**Excerpts from an interface dataset:**

* * * *

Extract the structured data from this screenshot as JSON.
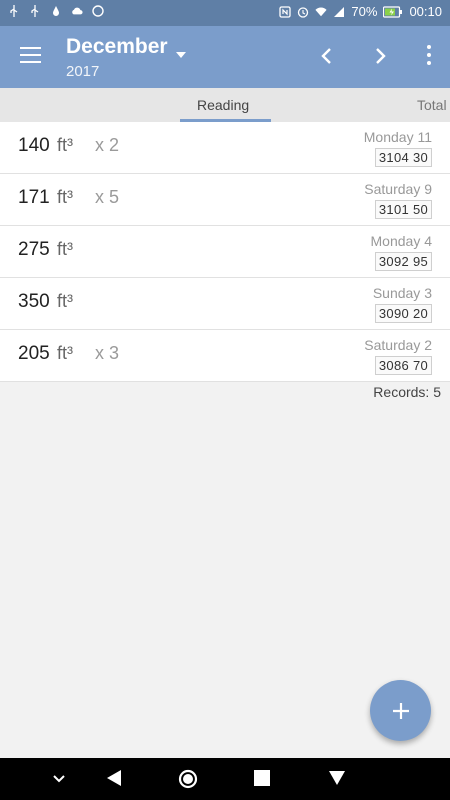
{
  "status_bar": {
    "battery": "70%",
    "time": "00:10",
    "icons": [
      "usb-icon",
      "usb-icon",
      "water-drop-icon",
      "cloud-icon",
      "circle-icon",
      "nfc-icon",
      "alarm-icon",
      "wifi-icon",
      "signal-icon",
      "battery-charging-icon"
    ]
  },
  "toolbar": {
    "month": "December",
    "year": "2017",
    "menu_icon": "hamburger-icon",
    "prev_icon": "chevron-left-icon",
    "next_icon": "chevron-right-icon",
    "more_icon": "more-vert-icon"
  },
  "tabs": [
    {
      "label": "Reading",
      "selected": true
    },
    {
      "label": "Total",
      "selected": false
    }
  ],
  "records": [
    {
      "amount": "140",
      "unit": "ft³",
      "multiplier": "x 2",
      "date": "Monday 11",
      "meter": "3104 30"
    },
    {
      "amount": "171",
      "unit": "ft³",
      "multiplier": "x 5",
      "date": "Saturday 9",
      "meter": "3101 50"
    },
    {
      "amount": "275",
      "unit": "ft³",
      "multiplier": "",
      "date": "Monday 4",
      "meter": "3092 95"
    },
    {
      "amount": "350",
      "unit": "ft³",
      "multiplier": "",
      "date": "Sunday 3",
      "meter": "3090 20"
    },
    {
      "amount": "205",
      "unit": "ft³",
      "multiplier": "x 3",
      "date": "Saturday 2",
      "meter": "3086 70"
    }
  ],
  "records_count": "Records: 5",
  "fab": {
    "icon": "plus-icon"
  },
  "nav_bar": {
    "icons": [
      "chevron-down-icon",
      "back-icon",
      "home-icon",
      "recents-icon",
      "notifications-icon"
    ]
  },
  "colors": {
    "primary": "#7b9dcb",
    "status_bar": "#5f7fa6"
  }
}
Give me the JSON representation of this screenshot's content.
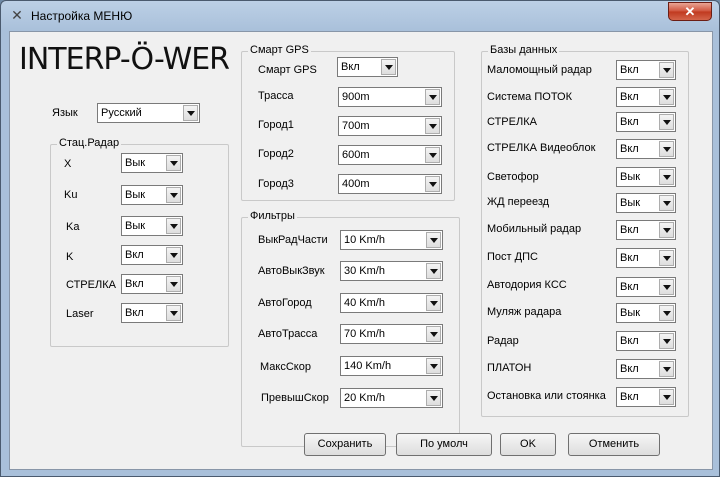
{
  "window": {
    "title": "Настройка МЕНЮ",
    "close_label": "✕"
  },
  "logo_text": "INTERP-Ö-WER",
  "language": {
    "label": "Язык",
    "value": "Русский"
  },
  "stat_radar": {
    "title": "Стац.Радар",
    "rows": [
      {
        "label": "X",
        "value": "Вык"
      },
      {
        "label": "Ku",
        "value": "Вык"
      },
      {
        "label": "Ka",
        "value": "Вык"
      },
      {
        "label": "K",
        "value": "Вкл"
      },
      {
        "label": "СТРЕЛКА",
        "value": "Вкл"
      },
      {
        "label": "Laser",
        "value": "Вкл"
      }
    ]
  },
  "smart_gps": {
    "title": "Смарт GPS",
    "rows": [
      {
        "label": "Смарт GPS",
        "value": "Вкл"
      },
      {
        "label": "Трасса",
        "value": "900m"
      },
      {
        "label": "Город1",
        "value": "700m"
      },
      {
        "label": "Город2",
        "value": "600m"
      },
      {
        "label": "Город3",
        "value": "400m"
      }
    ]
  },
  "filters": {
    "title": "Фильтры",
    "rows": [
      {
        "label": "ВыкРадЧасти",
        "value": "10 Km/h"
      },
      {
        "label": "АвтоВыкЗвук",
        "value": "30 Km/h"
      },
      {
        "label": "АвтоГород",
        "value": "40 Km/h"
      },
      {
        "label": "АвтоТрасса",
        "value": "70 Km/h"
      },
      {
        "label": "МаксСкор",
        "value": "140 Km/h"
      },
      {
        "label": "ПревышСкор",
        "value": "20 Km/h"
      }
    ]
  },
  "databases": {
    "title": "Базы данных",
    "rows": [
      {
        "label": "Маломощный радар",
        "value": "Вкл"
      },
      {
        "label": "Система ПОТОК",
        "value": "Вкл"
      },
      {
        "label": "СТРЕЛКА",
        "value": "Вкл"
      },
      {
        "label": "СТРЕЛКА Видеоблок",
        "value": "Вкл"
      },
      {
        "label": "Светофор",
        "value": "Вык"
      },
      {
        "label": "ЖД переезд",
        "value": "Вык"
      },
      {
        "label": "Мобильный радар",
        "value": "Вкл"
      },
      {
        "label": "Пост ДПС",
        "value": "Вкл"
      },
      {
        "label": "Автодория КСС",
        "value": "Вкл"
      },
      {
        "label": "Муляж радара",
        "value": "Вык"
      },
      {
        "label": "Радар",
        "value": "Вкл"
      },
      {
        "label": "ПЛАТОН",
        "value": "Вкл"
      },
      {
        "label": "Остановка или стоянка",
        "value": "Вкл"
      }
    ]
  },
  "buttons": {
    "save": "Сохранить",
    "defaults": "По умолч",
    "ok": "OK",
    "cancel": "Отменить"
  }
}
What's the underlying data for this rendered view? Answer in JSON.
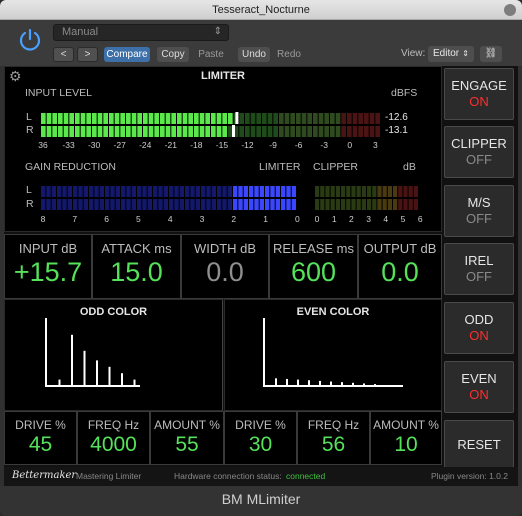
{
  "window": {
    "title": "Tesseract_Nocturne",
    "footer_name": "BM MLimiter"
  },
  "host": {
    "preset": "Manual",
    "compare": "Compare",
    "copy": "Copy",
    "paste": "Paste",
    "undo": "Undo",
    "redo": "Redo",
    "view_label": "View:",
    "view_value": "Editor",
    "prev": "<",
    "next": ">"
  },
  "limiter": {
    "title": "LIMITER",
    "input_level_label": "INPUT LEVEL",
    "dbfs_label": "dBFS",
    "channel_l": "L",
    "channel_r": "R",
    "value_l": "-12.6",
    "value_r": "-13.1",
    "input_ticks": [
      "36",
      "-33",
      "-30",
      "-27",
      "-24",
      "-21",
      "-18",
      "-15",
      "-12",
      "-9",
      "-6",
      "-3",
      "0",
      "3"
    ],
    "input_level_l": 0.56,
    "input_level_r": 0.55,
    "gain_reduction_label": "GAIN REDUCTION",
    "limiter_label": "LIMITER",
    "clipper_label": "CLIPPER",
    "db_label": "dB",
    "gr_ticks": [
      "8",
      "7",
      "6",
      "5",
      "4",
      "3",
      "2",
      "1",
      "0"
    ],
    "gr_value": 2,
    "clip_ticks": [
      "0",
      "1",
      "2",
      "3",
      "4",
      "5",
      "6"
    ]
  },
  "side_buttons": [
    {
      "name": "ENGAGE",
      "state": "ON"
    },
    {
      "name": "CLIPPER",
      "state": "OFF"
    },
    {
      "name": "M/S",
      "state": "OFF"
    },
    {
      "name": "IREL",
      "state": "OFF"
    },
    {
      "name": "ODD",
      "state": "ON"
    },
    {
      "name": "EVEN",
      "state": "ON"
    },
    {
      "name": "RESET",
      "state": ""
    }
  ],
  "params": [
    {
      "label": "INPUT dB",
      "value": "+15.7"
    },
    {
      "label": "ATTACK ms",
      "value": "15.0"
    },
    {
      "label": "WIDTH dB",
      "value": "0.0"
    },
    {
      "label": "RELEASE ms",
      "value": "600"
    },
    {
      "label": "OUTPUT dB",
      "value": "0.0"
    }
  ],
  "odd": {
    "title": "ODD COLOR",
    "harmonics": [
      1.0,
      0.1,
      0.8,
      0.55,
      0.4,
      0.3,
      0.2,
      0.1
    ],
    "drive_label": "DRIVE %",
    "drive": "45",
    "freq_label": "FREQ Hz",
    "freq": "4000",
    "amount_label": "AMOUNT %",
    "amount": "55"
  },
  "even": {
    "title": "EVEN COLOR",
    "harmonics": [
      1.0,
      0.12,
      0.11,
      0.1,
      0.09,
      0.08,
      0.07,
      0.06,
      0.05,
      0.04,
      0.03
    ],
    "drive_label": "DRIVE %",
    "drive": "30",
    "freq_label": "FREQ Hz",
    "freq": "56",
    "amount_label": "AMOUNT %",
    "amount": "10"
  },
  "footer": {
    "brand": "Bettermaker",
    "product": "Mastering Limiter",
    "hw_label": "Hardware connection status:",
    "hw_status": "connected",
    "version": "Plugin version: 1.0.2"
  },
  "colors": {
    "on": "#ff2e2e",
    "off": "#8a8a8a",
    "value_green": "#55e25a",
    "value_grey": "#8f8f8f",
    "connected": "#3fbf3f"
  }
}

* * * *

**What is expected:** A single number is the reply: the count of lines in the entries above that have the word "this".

**Response:** 3